TASK REQUIREMENTS: Can you find the lines of the listing that include "actions" and copy every one?

DATASET CONTENT:
◆ ◆ ◆ ◆

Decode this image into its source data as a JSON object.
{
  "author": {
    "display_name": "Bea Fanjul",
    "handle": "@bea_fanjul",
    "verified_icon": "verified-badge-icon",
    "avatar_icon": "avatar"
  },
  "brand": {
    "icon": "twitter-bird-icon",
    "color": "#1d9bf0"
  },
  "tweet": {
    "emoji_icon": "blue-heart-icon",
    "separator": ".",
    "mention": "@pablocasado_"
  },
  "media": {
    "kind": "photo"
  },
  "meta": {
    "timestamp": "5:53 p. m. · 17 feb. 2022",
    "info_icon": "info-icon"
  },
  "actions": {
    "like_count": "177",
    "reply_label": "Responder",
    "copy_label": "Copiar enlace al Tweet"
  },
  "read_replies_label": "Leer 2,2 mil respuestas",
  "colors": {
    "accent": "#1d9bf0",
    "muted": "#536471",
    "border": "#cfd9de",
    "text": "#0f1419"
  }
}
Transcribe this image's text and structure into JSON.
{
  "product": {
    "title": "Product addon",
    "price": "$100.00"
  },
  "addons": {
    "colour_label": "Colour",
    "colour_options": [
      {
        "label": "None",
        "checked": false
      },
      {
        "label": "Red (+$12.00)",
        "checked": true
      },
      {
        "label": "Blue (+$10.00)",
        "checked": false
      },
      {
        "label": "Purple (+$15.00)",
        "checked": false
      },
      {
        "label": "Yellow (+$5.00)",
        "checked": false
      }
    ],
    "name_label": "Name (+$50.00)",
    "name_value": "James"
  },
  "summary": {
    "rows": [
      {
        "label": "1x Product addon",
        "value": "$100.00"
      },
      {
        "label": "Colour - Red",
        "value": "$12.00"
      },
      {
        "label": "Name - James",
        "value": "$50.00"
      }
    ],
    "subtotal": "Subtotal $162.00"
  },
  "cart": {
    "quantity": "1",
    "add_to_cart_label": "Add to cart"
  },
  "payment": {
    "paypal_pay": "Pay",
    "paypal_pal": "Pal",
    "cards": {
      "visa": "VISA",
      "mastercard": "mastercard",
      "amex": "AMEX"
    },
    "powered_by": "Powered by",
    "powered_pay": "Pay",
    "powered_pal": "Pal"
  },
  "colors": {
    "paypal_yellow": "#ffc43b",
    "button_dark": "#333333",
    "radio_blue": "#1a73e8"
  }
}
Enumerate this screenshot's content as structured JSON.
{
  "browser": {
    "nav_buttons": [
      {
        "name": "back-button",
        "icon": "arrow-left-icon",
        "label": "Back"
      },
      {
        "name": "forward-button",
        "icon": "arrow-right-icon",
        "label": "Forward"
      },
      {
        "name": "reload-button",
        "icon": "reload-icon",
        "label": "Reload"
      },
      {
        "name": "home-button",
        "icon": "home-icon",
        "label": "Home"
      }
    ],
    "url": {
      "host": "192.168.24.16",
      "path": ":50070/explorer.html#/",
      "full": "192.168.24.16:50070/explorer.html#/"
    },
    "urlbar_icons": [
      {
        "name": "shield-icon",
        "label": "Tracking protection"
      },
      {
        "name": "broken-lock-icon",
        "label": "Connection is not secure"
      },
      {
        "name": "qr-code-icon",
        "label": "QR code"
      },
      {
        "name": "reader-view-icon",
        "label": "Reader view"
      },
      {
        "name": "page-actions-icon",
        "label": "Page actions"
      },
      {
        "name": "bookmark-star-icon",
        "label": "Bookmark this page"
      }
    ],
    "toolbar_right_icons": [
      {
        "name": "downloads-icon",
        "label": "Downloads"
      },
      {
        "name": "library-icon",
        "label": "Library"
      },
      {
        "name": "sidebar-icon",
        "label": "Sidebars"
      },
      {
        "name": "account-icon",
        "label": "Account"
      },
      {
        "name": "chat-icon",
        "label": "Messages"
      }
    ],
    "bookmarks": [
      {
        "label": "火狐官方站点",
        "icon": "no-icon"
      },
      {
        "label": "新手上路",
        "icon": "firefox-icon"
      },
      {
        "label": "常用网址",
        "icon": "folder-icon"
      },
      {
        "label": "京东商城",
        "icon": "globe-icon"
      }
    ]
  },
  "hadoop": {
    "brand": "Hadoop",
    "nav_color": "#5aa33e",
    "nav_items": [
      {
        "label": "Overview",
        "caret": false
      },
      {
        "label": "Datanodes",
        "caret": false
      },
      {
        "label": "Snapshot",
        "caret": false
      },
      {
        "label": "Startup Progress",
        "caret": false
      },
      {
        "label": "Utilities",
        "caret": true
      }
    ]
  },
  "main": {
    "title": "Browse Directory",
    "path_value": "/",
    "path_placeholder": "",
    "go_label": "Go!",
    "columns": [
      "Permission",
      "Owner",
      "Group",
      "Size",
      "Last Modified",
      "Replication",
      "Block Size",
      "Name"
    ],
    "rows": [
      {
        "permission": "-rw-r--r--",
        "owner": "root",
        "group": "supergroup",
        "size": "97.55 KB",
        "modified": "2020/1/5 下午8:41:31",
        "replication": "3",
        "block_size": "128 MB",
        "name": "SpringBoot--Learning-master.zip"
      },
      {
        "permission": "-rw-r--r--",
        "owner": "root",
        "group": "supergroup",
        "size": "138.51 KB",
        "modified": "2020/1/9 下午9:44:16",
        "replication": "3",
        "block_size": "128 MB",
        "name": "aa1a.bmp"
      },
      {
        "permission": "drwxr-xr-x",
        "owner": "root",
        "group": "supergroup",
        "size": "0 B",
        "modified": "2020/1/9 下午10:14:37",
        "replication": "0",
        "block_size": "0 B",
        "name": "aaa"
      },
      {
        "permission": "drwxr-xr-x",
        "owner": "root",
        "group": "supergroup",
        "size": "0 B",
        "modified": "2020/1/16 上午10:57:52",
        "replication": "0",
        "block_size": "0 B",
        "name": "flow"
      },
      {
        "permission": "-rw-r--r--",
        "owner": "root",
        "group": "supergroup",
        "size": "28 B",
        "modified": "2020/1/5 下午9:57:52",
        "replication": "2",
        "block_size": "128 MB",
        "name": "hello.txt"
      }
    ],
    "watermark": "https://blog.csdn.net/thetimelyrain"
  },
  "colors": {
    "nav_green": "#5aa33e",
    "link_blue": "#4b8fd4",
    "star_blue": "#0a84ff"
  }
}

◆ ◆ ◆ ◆

SOLUTION FOR THIS PROBLEM:
  "actions": {
        "name": "page-actions-icon",
        "label": "Page actions"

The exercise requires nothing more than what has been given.